Hangover House: An Obscure Modern Masterpiece
Few people know of one of the best modern houses in the United States, and even fewer have ever seen it. The designer of Richard Halliburton's house (1938) in Laguna Beach, William Alexander Levy, would never again produce such an exceptional building nor work for such an eccentric client. He met Paul Mooney in 1930 and the two men became lovers. By that time, Mooney had a prolific professional and personal relationship as editor and ghostwriter to Richard Halliburton, the world-traveling adventurer, who at the time was as famous as Charles Lindbergh and Amelia Earhart. Alexander was only 27 years old when he received the commission for the Halliburton's house. Alexander drew upon European contemporary architecture and created flat-roofed boxes of concrete and glass in a clear expression of the International Style of modernism. He hoped to create a house that soared like the modern spirit of Halliburton. Mies van der Rohe's work and his experimental concrete buildings of the 1920s, along with Le Corbusier's L'Esprit Nouveau Pavilion (1924-25) and his famous Villa Savoye (1928-29) would influence Alexander. In 1936, the first major and well-publicized concrete dams, Hoover Dam and Grand Coulee Dam were built, securing concrete as a practical and modern material in the United States.
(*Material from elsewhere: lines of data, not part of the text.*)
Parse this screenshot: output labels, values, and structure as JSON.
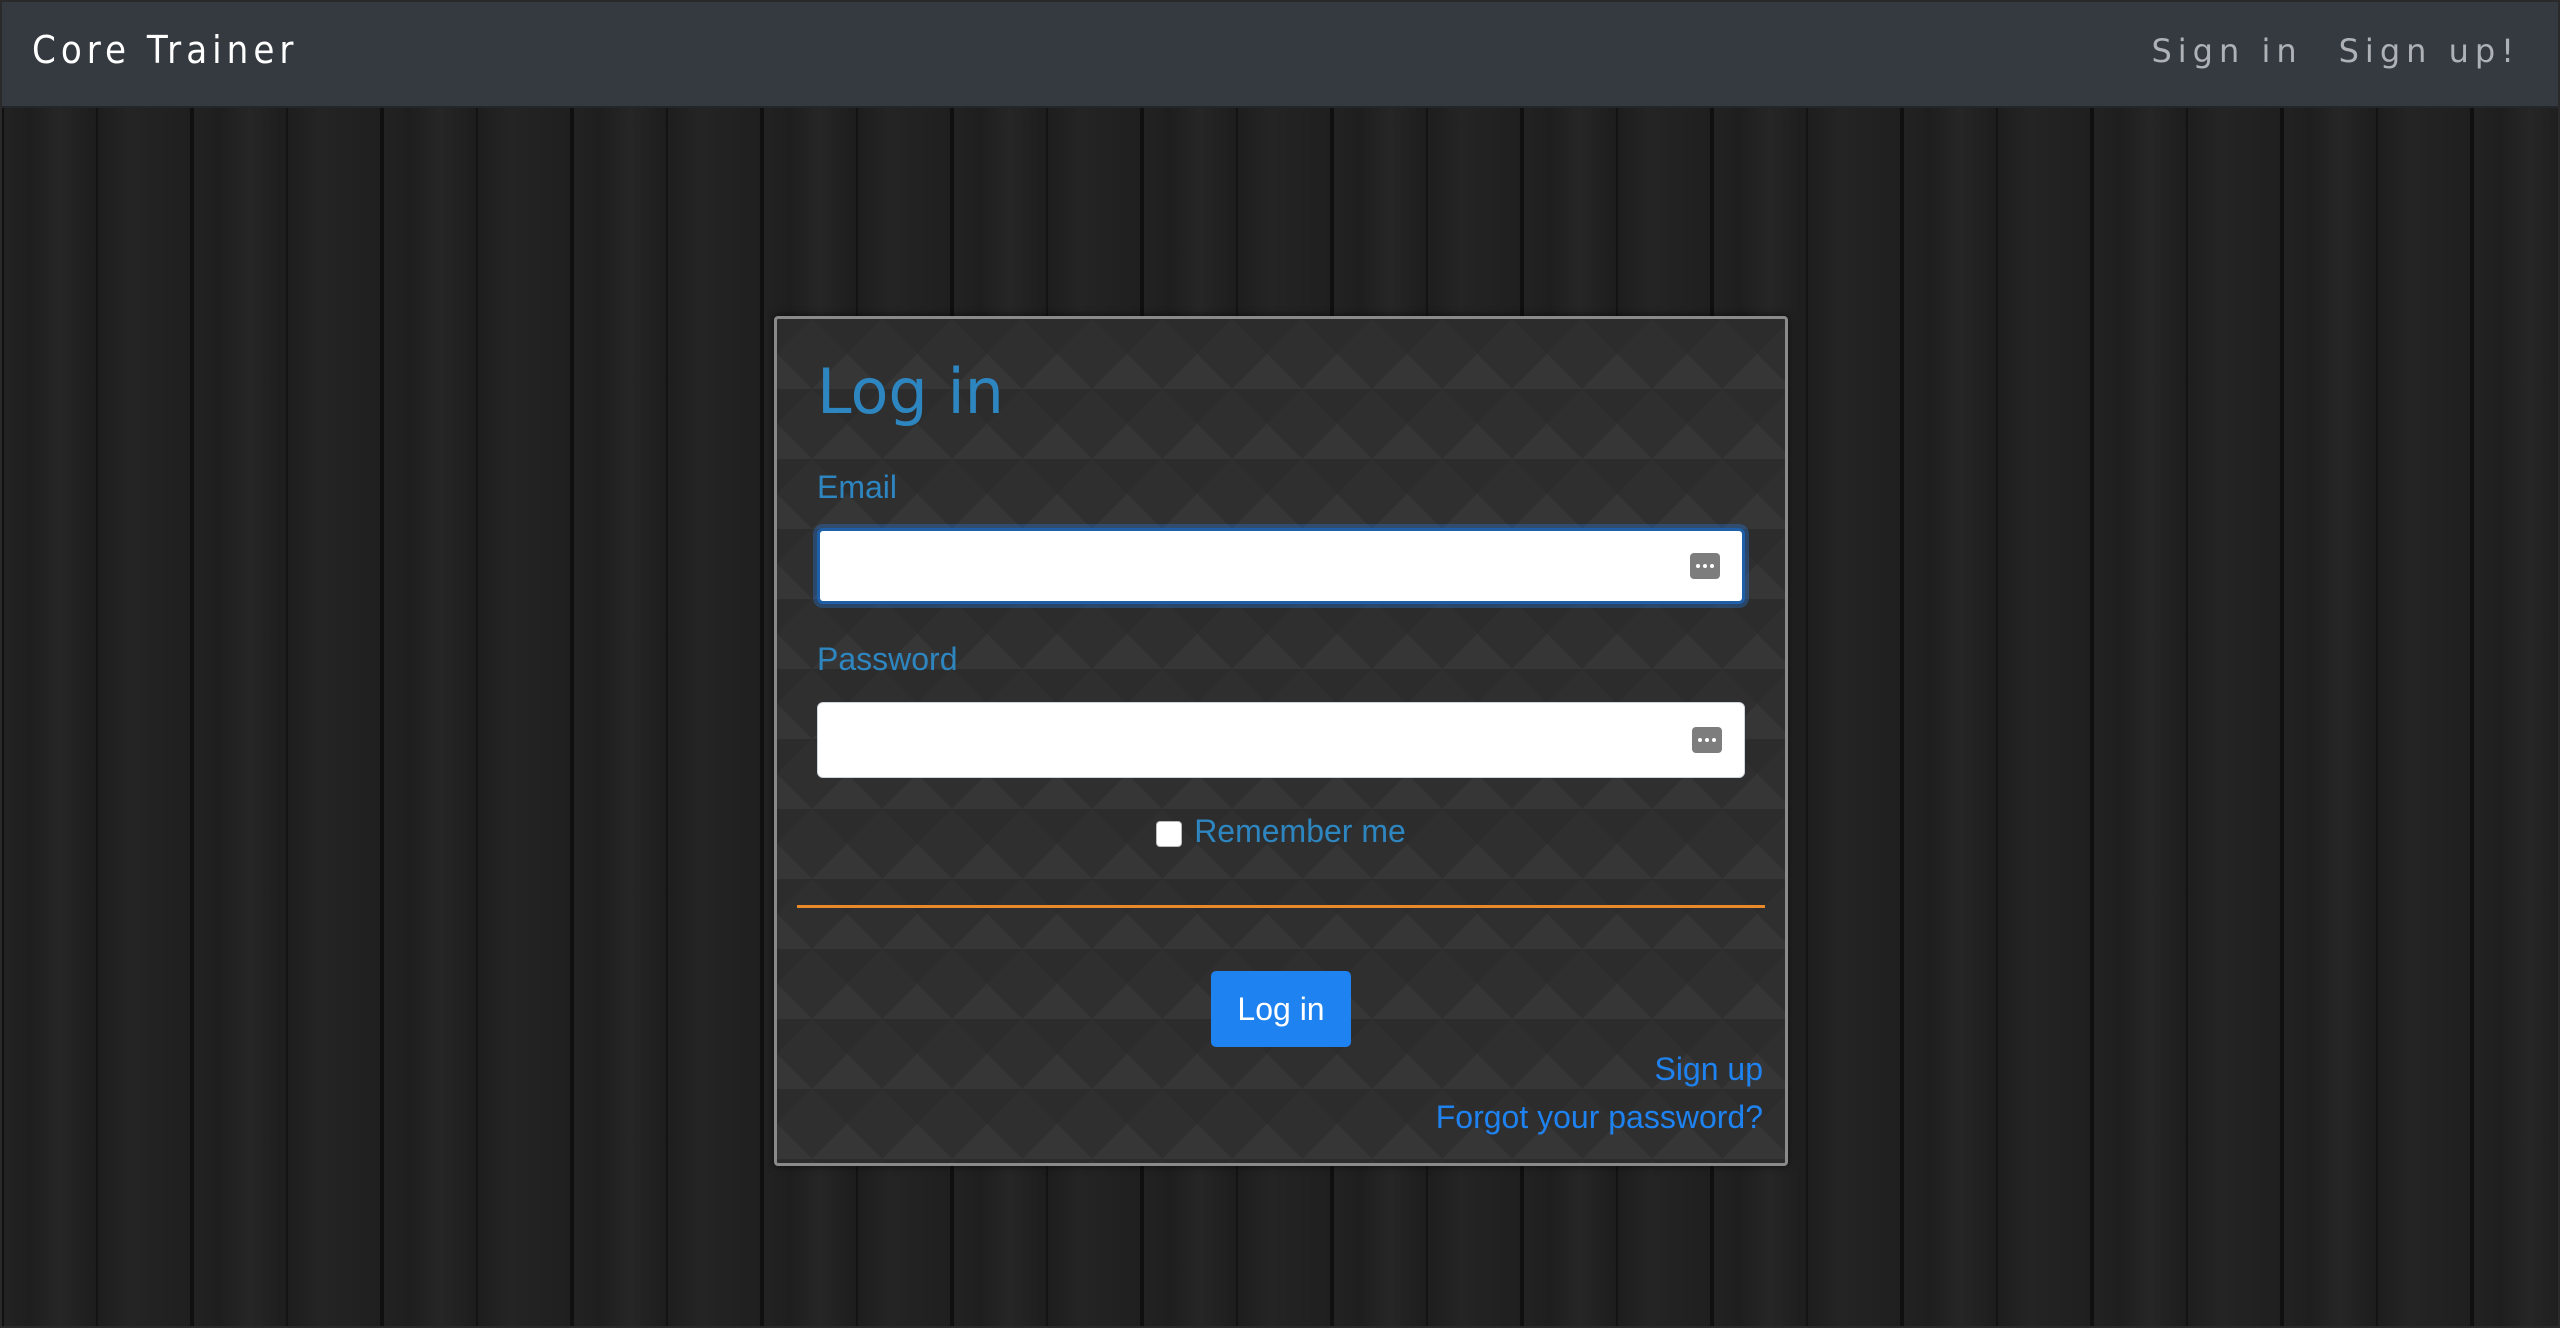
{
  "navbar": {
    "brand": "Core Trainer",
    "links": [
      "Sign in",
      "Sign up!"
    ]
  },
  "form": {
    "title": "Log in",
    "email": {
      "label": "Email",
      "value": "",
      "placeholder": ""
    },
    "password": {
      "label": "Password",
      "value": "",
      "placeholder": ""
    },
    "remember_label": "Remember me",
    "remember_checked": false,
    "submit_label": "Log in",
    "signup_link": "Sign up",
    "forgot_link": "Forgot your password?",
    "field_icon": "password-manager-icon"
  },
  "colors": {
    "navbar_bg": "#343a40",
    "title": "#2e86c1",
    "accent_divider": "#e8892b",
    "primary_button": "#1e82f0",
    "link": "#1e82f0"
  }
}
Frank Lloyd Wright, Alexander's teacher, had used concrete at the Larkin Building (1904) and Unity Temple (1905-07), but Wright most exploited its structural characteristics in the cantilevered concrete decks at Fallingwater (1936-37). At the Halliburton House, simple rectangular boxes of reinforced, poured-in-place concrete define the house. The boxes' two open sides facing the ocean and the canyon are filled with thin steel frames of industrial windows. Cantilevered concrete stairs wrap the exterior's southwest corner to the entry door. The interior contains a gallery, the living and dining rooms, a small kitchen, two bathrooms and three bedrooms one each for Halliburton, Mooney, and Alexander. The roof is a deck with unobstructed views in all directions. Mooney named it Hangover House because of the dramatic setting overlooking the canyon. The words are impressed into the concrete retaining wall near the entry. The three men were aware of the obvious pun. Later, Alexander assisted Arnold Schoenberg, the composer, with the redesign of Schoenberg's Brentwood studio. Alexander befriended Ayn Rand, and provided quotes for her book, The Fountainhead (1943). Some of Rand's descriptions in the book of the Heller House are thinly disguised references to the Halliburton House. Alexander continued to practice architecture and interior design and by 1950 had moved permanently to West Hollywood. He died in 1997. For more information see the book, Horizon Chasers: The Lives and Adventures of Richard Halliburton and Paul Mooney, by Gerry Max. It's the story of Halliburton, the quintessential world traveler of the 20th century and his gifted editor and ghost writer, Paul Mooney, with first hand accounts by William Alexander and others.The book is published by McFarland & Company, April 2007. Download the podcast below.